Sports are one way to help children gain the experiences to help them in adulthood and becoming a contributing and valuable team member is a skill that is learned.
- Commitment. Before joining a team discuss with your child the importance of commiting to the team. Discussing with your child that commitment sometimes mean sacrificing time with friends, early morning practices and practicing outside of team practice time. Discuss with your child the length of the season and that commiting means “sticking it out.”
- Practice. Practicing outside of scheduled practice time is important in many teams. Is your child willing to practice in addition to scheduled practices? Great teammates put in extra time to work on new and difficult tricks, memorizing routines and improving.
- Attitude. Great teammates keep a positive attitude even when practices are challenging. Learning to focus on the positive aspects of their team can help children learn how to navigate challenging times with their team.

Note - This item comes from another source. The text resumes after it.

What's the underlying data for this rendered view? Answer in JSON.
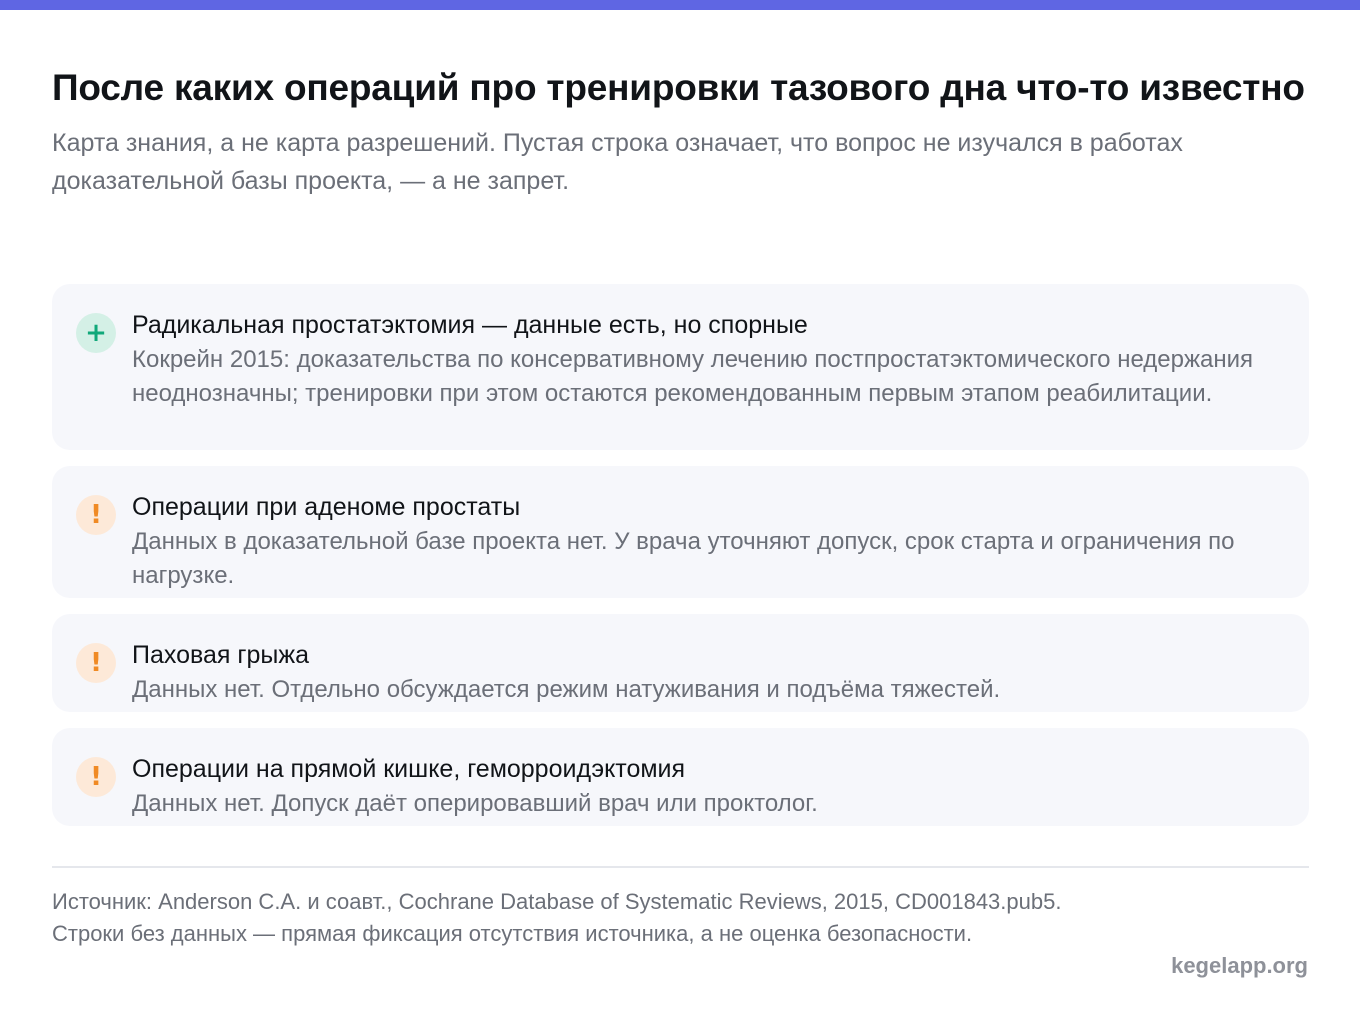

- Focus on We not Me. Learning the skill of focusing on what is best for the team and not what is best for the individual. This can be challenging for both children and adults as members of a team and asking yourself, “Did I do this to benefit the team?” or “Does this benefit the team or myself?”
Being a great teammate is a learned skill that can benefit children into adulthood. Dance-Twirl Minnesota works with students to develop lifelong skills that lead to success as adults.